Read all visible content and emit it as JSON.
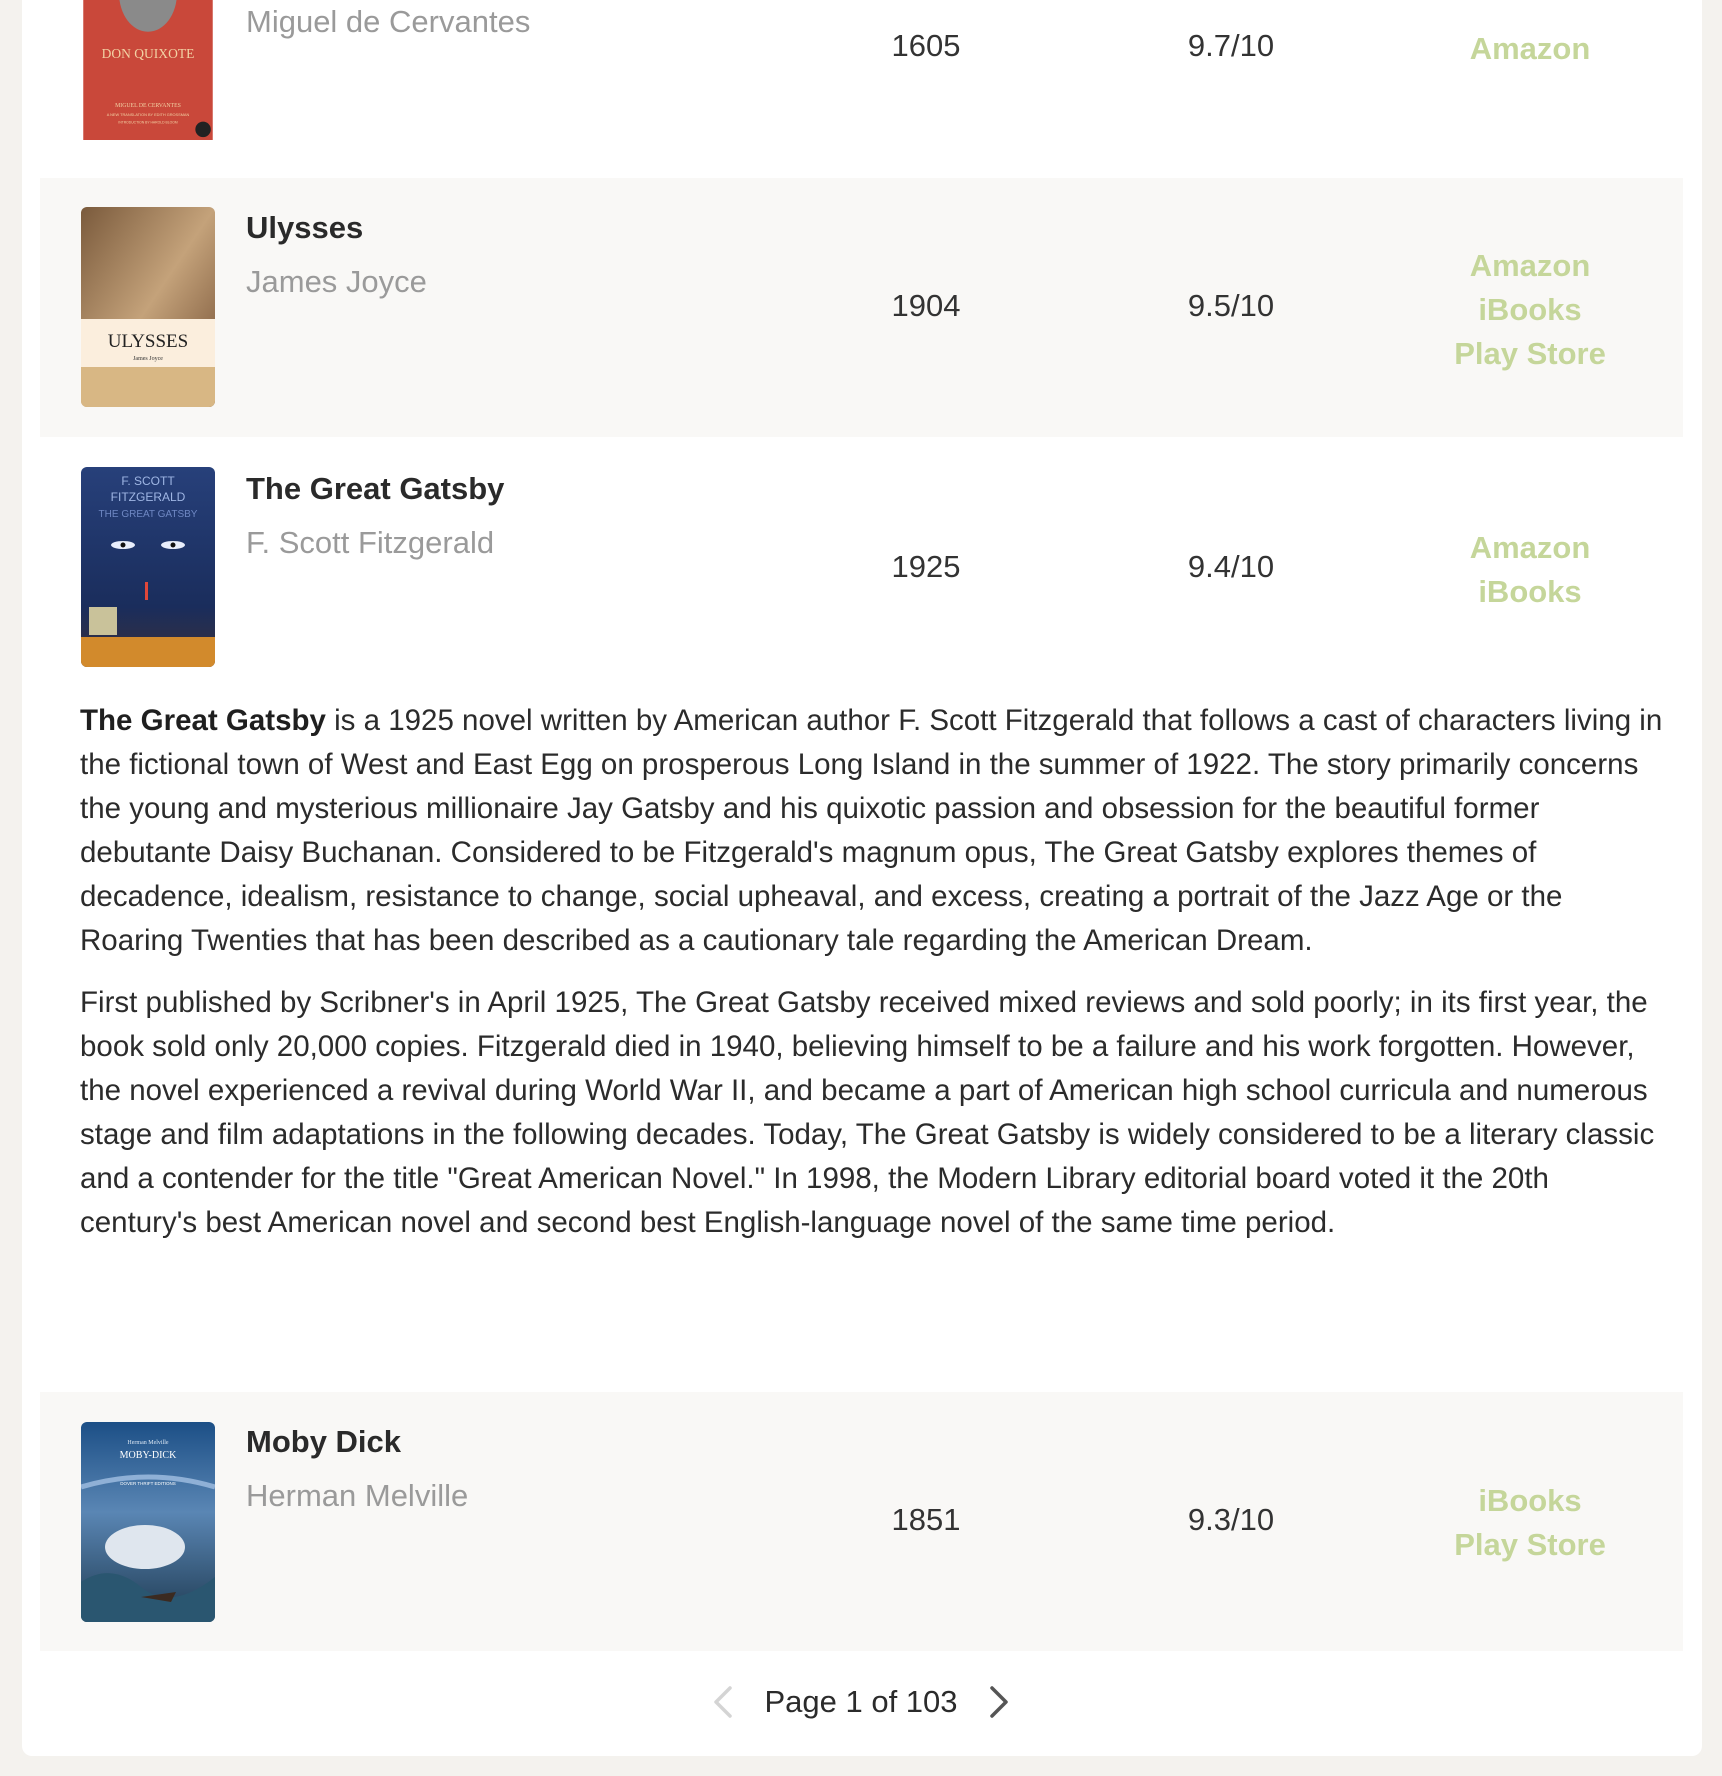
{
  "books": [
    {
      "id": "don-quixote",
      "title": "",
      "author": "Miguel de Cervantes",
      "year": "1605",
      "rating": "9.7/10",
      "stores": [
        "Amazon"
      ],
      "cover_text": [
        "DON QUIXOTE",
        "MIGUEL DE CERVANTES",
        "A NEW TRANSLATION BY EDITH GROSSMAN",
        "INTRODUCTION BY HAROLD BLOOM"
      ]
    },
    {
      "id": "ulysses",
      "title": "Ulysses",
      "author": "James Joyce",
      "year": "1904",
      "rating": "9.5/10",
      "stores": [
        "Amazon",
        "iBooks",
        "Play Store"
      ],
      "cover_text": [
        "ULYSSES",
        "James Joyce"
      ]
    },
    {
      "id": "great-gatsby",
      "title": "The Great Gatsby",
      "author": "F. Scott Fitzgerald",
      "year": "1925",
      "rating": "9.4/10",
      "stores": [
        "Amazon",
        "iBooks"
      ],
      "cover_text": [
        "F. SCOTT",
        "FITZGERALD",
        "THE GREAT GATSBY"
      ],
      "description": {
        "lead_bold": "The Great Gatsby",
        "p1_rest": " is a 1925 novel written by American author F. Scott Fitzgerald that follows a cast of characters living in the fictional town of West and East Egg on prosperous Long Island in the summer of 1922. The story primarily concerns the young and mysterious millionaire Jay Gatsby and his quixotic passion and obsession for the beautiful former debutante Daisy Buchanan. Considered to be Fitzgerald's magnum opus, The Great Gatsby explores themes of decadence, idealism, resistance to change, social upheaval, and excess, creating a portrait of the Jazz Age or the Roaring Twenties that has been described as a cautionary tale regarding the American Dream.",
        "p2": "First published by Scribner's in April 1925, The Great Gatsby received mixed reviews and sold poorly; in its first year, the book sold only 20,000 copies. Fitzgerald died in 1940, believing himself to be a failure and his work forgotten. However, the novel experienced a revival during World War II, and became a part of American high school curricula and numerous stage and film adaptations in the following decades. Today, The Great Gatsby is widely considered to be a literary classic and a contender for the title \"Great American Novel.\" In 1998, the Modern Library editorial board voted it the 20th century's best American novel and second best English-language novel of the same time period."
      }
    },
    {
      "id": "moby-dick",
      "title": "Moby Dick",
      "author": "Herman Melville",
      "year": "1851",
      "rating": "9.3/10",
      "stores": [
        "iBooks",
        "Play Store"
      ],
      "cover_text": [
        "Herman Melville",
        "MOBY-DICK",
        "DOVER THRIFT EDITIONS"
      ]
    }
  ],
  "pagination": {
    "label": "Page 1 of 103",
    "prev_icon": "chevron-left-icon",
    "next_icon": "chevron-right-icon"
  },
  "colors": {
    "store_link": "#c5d69a",
    "author": "#9a9a9a",
    "row_shade": "#f9f8f6",
    "page_bg": "#f4f2ee"
  }
}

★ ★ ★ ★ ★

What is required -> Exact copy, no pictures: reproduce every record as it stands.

Solution ->
Read all visible content and emit it as JSON.
{
  "books": [
    {
      "id": "don-quixote",
      "title": "",
      "author": "Miguel de Cervantes",
      "year": "1605",
      "rating": "9.7/10",
      "stores": [
        "Amazon"
      ],
      "cover_text": [
        "DON QUIXOTE",
        "MIGUEL DE CERVANTES",
        "A NEW TRANSLATION BY EDITH GROSSMAN",
        "INTRODUCTION BY HAROLD BLOOM"
      ]
    },
    {
      "id": "ulysses",
      "title": "Ulysses",
      "author": "James Joyce",
      "year": "1904",
      "rating": "9.5/10",
      "stores": [
        "Amazon",
        "iBooks",
        "Play Store"
      ],
      "cover_text": [
        "ULYSSES",
        "James Joyce"
      ]
    },
    {
      "id": "great-gatsby",
      "title": "The Great Gatsby",
      "author": "F. Scott Fitzgerald",
      "year": "1925",
      "rating": "9.4/10",
      "stores": [
        "Amazon",
        "iBooks"
      ],
      "cover_text": [
        "F. SCOTT",
        "FITZGERALD",
        "THE GREAT GATSBY"
      ],
      "description": {
        "lead_bold": "The Great Gatsby",
        "p1_rest": " is a 1925 novel written by American author F. Scott Fitzgerald that follows a cast of characters living in the fictional town of West and East Egg on prosperous Long Island in the summer of 1922. The story primarily concerns the young and mysterious millionaire Jay Gatsby and his quixotic passion and obsession for the beautiful former debutante Daisy Buchanan. Considered to be Fitzgerald's magnum opus, The Great Gatsby explores themes of decadence, idealism, resistance to change, social upheaval, and excess, creating a portrait of the Jazz Age or the Roaring Twenties that has been described as a cautionary tale regarding the American Dream.",
        "p2": "First published by Scribner's in April 1925, The Great Gatsby received mixed reviews and sold poorly; in its first year, the book sold only 20,000 copies. Fitzgerald died in 1940, believing himself to be a failure and his work forgotten. However, the novel experienced a revival during World War II, and became a part of American high school curricula and numerous stage and film adaptations in the following decades. Today, The Great Gatsby is widely considered to be a literary classic and a contender for the title \"Great American Novel.\" In 1998, the Modern Library editorial board voted it the 20th century's best American novel and second best English-language novel of the same time period."
      }
    },
    {
      "id": "moby-dick",
      "title": "Moby Dick",
      "author": "Herman Melville",
      "year": "1851",
      "rating": "9.3/10",
      "stores": [
        "iBooks",
        "Play Store"
      ],
      "cover_text": [
        "Herman Melville",
        "MOBY-DICK",
        "DOVER THRIFT EDITIONS"
      ]
    }
  ],
  "pagination": {
    "label": "Page 1 of 103",
    "prev_icon": "chevron-left-icon",
    "next_icon": "chevron-right-icon"
  },
  "colors": {
    "store_link": "#c5d69a",
    "author": "#9a9a9a",
    "row_shade": "#f9f8f6",
    "page_bg": "#f4f2ee"
  }
}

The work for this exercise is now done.